### LISTED RECORDS ###
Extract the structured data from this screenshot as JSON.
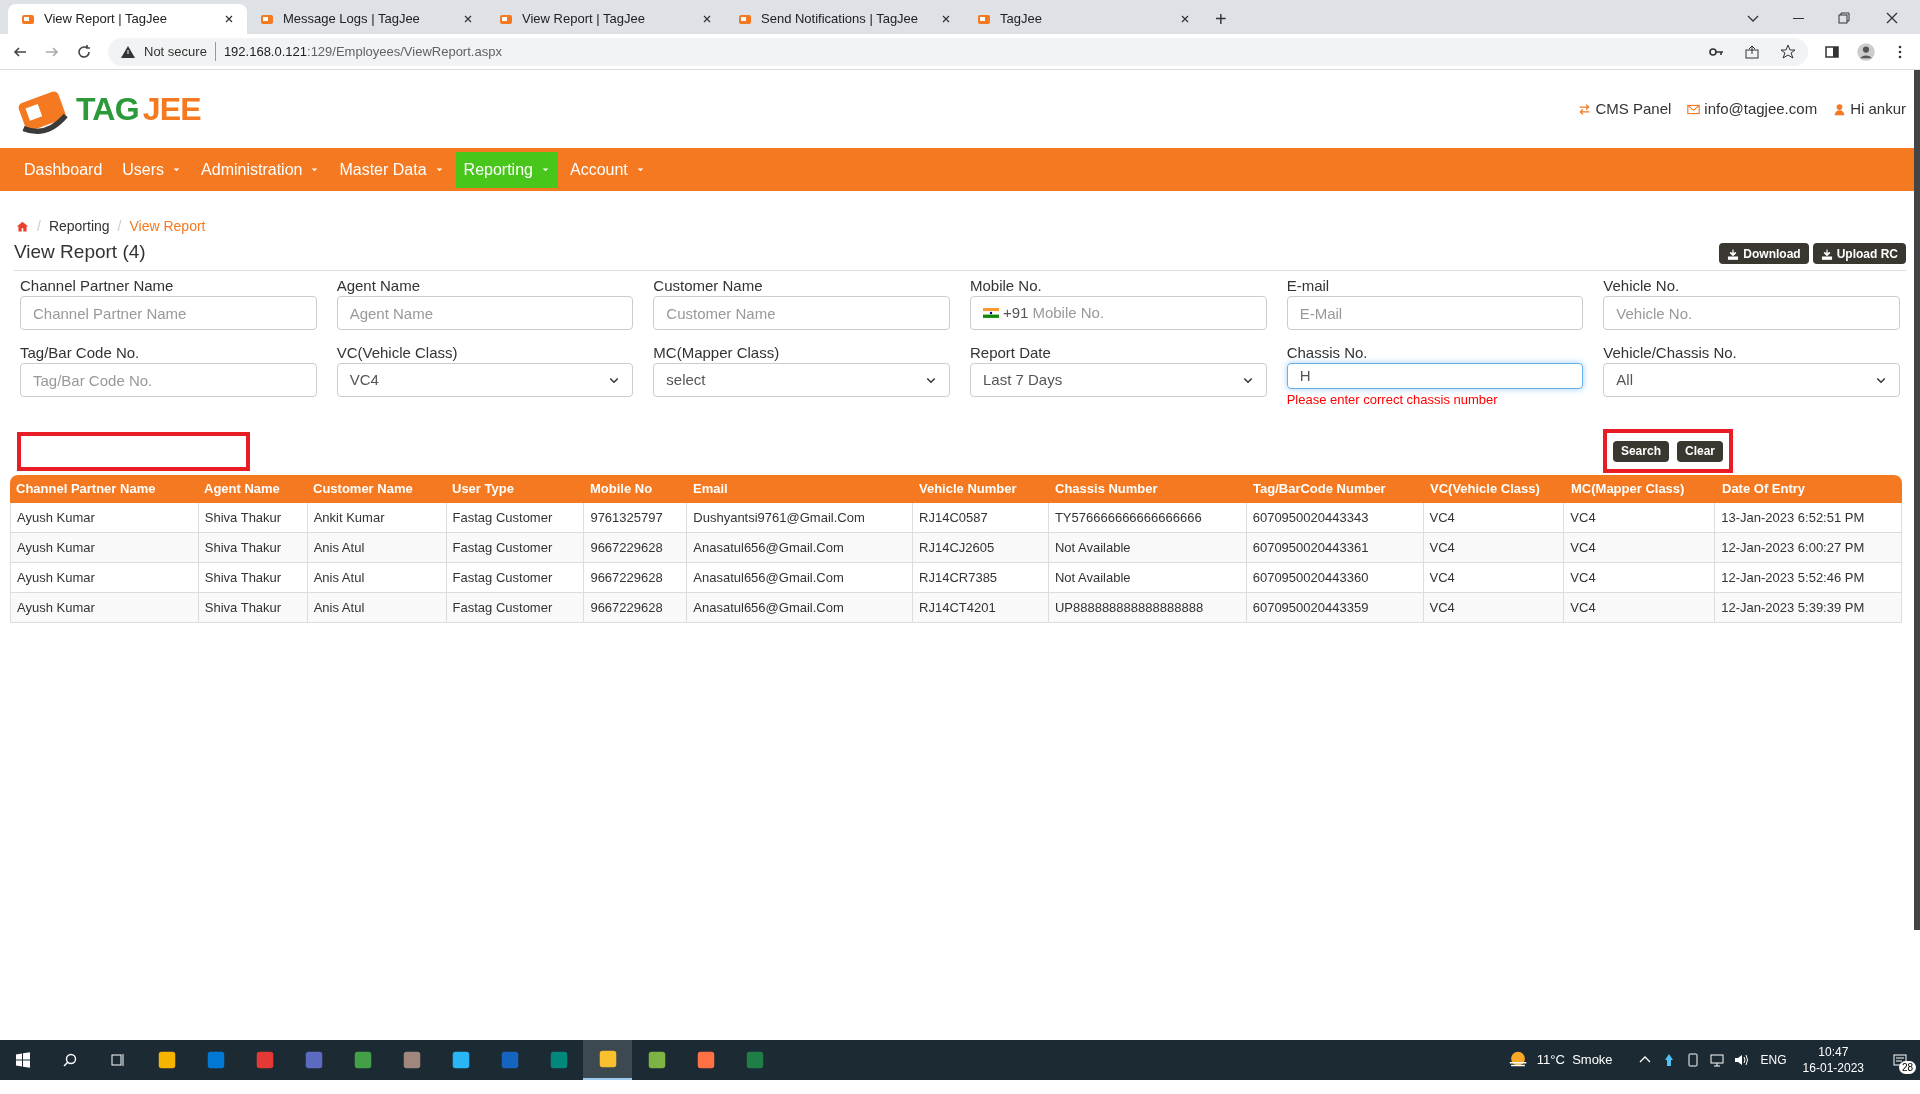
{
  "browser": {
    "tabs": [
      {
        "title": "View Report | TagJee",
        "selected": true
      },
      {
        "title": "Message Logs | TagJee",
        "selected": false
      },
      {
        "title": "View Report | TagJee",
        "selected": false
      },
      {
        "title": "Send Notifications | TagJee",
        "selected": false
      },
      {
        "title": "TagJee",
        "selected": false
      }
    ],
    "new_tab": "+",
    "security": "Not secure",
    "url_host": "192.168.0.121",
    "url_rest": ":129/Employees/ViewReport.aspx"
  },
  "header": {
    "logo_left": "TAG",
    "logo_right": "JEE",
    "links": [
      "CMS Panel",
      "info@tagjee.com",
      "Hi ankur"
    ]
  },
  "nav": [
    {
      "label": "Dashboard",
      "dropdown": false,
      "selected": false
    },
    {
      "label": "Users",
      "dropdown": true,
      "selected": false
    },
    {
      "label": "Administration",
      "dropdown": true,
      "selected": false
    },
    {
      "label": "Master Data",
      "dropdown": true,
      "selected": false
    },
    {
      "label": "Reporting",
      "dropdown": true,
      "selected": true
    },
    {
      "label": "Account",
      "dropdown": true,
      "selected": false
    }
  ],
  "breadcrumb": [
    "Reporting",
    "View Report"
  ],
  "breadcrumb_separator": "/",
  "title": "View Report (4)",
  "top_buttons": [
    "Download",
    "Upload RC"
  ],
  "filters": [
    {
      "kind": "input",
      "label": "Channel Partner Name",
      "placeholder": "Channel Partner Name"
    },
    {
      "kind": "input",
      "label": "Agent Name",
      "placeholder": "Agent Name"
    },
    {
      "kind": "input",
      "label": "Customer Name",
      "placeholder": "Customer Name"
    },
    {
      "kind": "phone",
      "label": "Mobile No.",
      "prefix": "+91",
      "placeholder": "Mobile No."
    },
    {
      "kind": "input",
      "label": "E-mail",
      "placeholder": "E-Mail"
    },
    {
      "kind": "input",
      "label": "Vehicle No.",
      "placeholder": "Vehicle No."
    },
    {
      "kind": "input",
      "label": "Tag/Bar Code No.",
      "placeholder": "Tag/Bar Code No."
    },
    {
      "kind": "select",
      "label": "VC(Vehicle Class)",
      "value": "VC4"
    },
    {
      "kind": "select",
      "label": "MC(Mapper Class)",
      "value": "select"
    },
    {
      "kind": "select",
      "label": "Report Date",
      "value": "Last 7 Days"
    },
    {
      "kind": "input",
      "label": "Chassis No.",
      "value": "H",
      "focused": true,
      "error": "Please enter correct chassis number"
    },
    {
      "kind": "select",
      "label": "Vehicle/Chassis No.",
      "value": "All"
    }
  ],
  "highlight_left": true,
  "actions": {
    "highlighted": true,
    "buttons": [
      "Search",
      "Clear"
    ]
  },
  "table": {
    "columns": [
      "Channel Partner Name",
      "Agent Name",
      "Customer Name",
      "User Type",
      "Mobile No",
      "Email",
      "Vehicle Number",
      "Chassis Number",
      "Tag/BarCode Number",
      "VC(Vehicle Class)",
      "MC(Mapper Class)",
      "Date Of Entry"
    ],
    "rows": [
      [
        "Ayush Kumar",
        "Shiva Thakur",
        "Ankit Kumar",
        "Fastag Customer",
        "9761325797",
        "Dushyantsi9761@Gmail.Com",
        "RJ14C0587",
        "TY576666666666666666",
        "6070950020443343",
        "VC4",
        "VC4",
        "13-Jan-2023 6:52:51 PM"
      ],
      [
        "Ayush Kumar",
        "Shiva Thakur",
        "Anis Atul",
        "Fastag Customer",
        "9667229628",
        "Anasatul656@Gmail.Com",
        "RJ14CJ2605",
        "Not Available",
        "6070950020443361",
        "VC4",
        "VC4",
        "12-Jan-2023 6:00:27 PM"
      ],
      [
        "Ayush Kumar",
        "Shiva Thakur",
        "Anis Atul",
        "Fastag Customer",
        "9667229628",
        "Anasatul656@Gmail.Com",
        "RJ14CR7385",
        "Not Available",
        "6070950020443360",
        "VC4",
        "VC4",
        "12-Jan-2023 5:52:46 PM"
      ],
      [
        "Ayush Kumar",
        "Shiva Thakur",
        "Anis Atul",
        "Fastag Customer",
        "9667229628",
        "Anasatul656@Gmail.Com",
        "RJ14CT4201",
        "UP888888888888888888",
        "6070950020443359",
        "VC4",
        "VC4",
        "12-Jan-2023 5:39:39 PM"
      ]
    ]
  },
  "taskbar": {
    "apps": [
      {
        "color": "#f4b400",
        "selected": false
      },
      {
        "color": "#0078d4",
        "selected": false
      },
      {
        "color": "#e53935",
        "selected": false
      },
      {
        "color": "#5c6bc0",
        "selected": false
      },
      {
        "color": "#43a047",
        "selected": false
      },
      {
        "color": "#a1887f",
        "selected": false
      },
      {
        "color": "#29b6f6",
        "selected": false
      },
      {
        "color": "#1565c0",
        "selected": false
      },
      {
        "color": "#00897b",
        "selected": false
      },
      {
        "color": "#fbc02d",
        "selected": true
      },
      {
        "color": "#7cb342",
        "selected": false
      },
      {
        "color": "#ff7043",
        "selected": false
      },
      {
        "color": "#1e7e45",
        "selected": false
      }
    ],
    "weather": "11°C  Smoke",
    "lang": "ENG",
    "time": "10:47",
    "date": "16-01-2023",
    "notifications": "28"
  }
}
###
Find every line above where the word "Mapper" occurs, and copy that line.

- **ANSWER**:
      "label": "MC(Mapper Class)",
      "MC(Mapper Class)",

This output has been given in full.